This is an excerpt from an old, unpublished posted from January 28th 2016. One year ago today, me and my boyfriend travelled to Nottingham to see a specialist about my Crohn’s disease. My regular, usual consultant here at home had suggested it might be a good experience to see what else could be done. I was failing everything, at this point. My body just couldn’t process the Infliximab anymore, even with the high dose of Methotrexate, so we were sceptically trailing Vedolizumab. I was looking at the next step being a surgery.
The consultant in Nottingham was nice, gave me the time to talk and explained to me my options from his clinical perspective and experience. It wasn’t going to be easy or quick; it would take months of being a regular patient to possibly ‘fix’ me at his hospital or have surgery. Not an easy choice, any which was I looked at it. And boy, did I look at it.
I remember for days after that appointment, I would wake during the night and panic. Imagining potential surgeries, medications, complications; of being sicker for longer and harder than ever before. It was bleak.
I don’t know how I came to decide on surgery, but I eventually did.

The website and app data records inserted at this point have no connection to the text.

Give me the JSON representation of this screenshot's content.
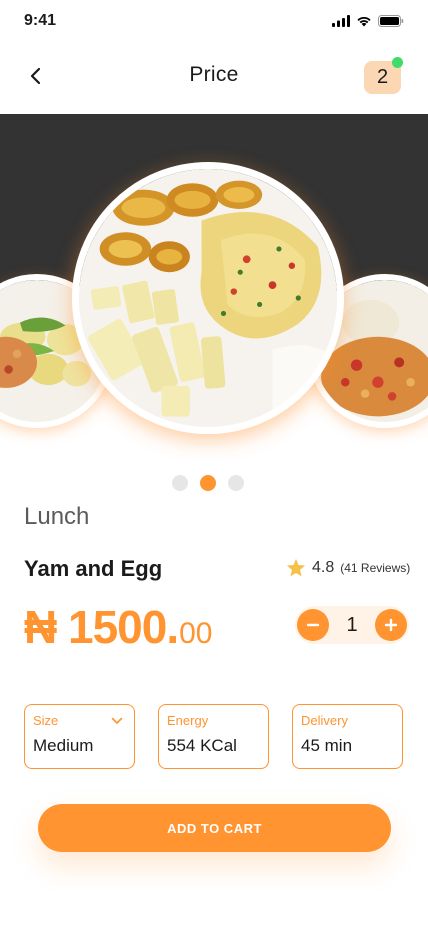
{
  "status": {
    "time": "9:41"
  },
  "header": {
    "title": "Price",
    "cart_count": "2"
  },
  "carousel": {
    "page_count": 3,
    "active_index": 1
  },
  "product": {
    "category": "Lunch",
    "name": "Yam and Egg",
    "rating": "4.8",
    "reviews": "(41 Reviews)",
    "price_main": "₦ 1500.",
    "price_cents": "00",
    "quantity": "1"
  },
  "info": {
    "size": {
      "label": "Size",
      "value": "Medium"
    },
    "energy": {
      "label": "Energy",
      "value": "554 KCal"
    },
    "delivery": {
      "label": "Delivery",
      "value": "45 min"
    }
  },
  "cta": {
    "label": "ADD TO CART"
  },
  "colors": {
    "accent": "#ff9430",
    "badge_bg": "#fcd7b4",
    "online_dot": "#3fdc6a",
    "hero_dark": "#333333"
  },
  "icons": [
    "signal-icon",
    "wifi-icon",
    "battery-icon",
    "back-arrow-icon",
    "star-icon",
    "minus-icon",
    "plus-icon",
    "chevron-down-icon"
  ]
}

I was in the mist of finishing Vedolizumab, having a scope done, a flare up started and it all started to go south; quietly at first and then it gain speed. I just wanted out of what was going on; to be fixed, at least for a while. Of course, no one ever said surgery wold fix me but this was what I would tell myself to reassure myself I was doing the right thing, medically, for myself at that point. I would prepare myself too; I would read up on it, ask questions and gather myself for intense pain that would hopefully help the constant chronic ill pain I was in.
The Right Hemicoloectomy worked for a while. But then I didn’t continue to recover. Months of pain came and in August I was admitted again – third time’s a charm and all that – with the colonoscopy that would determine my current status: my colon was destroyed by disease and I would lose it and become a ostomate.
Weirdly, I had mentally prepared myself for a temporary stoma with the Right Hemi operation. When I woke up without one, I was relieved. That was obviously premature. My acceptance in that period of time, certainly helped me cope in August; both before and after ostomy surgery.
One year ago, if you had told me that I would be here, writing about how much I love ostomy life, I wouldn’t have believed you.
I didn’t plan this but I’m glad it happened this way.
Those three months of hell – and they were, no doubt about that – between June and August 2016 I will never ever forget for as long as I live. I replay them, knowing that anything is better than that. What I felt and went through in those months has changed me, for the better. I am more acutely aware of what pain is and how high my tolerance is now. I know what inner strength I have and how determined I am to see the good in things. I know how to appreciate good days over the bad ones that come along. And lately, I know how bloody luckily I am to have had surgery when I did, in the NHS, with my surgeon and his amazing team, receiving care and advise from wonderful stoma nurse and IBD nurses.
Those who complain about the delays in the health system here in the UK know nothing of it until you are a chronically ill patient or care for someone who is. It is not a perfect system and it is constantly under pressure to meet targets and goals in a society when people are living longer, suffering with more illness and struggle to feel well – both mentally and physically. But I appreciate it for what it is because it has always been there for me when I have needed it. I hope now, I won’t need it like I used to for a long time. I just hope it is still here when I do.
Please don’t let it get destroyed. Please fight for it. Please.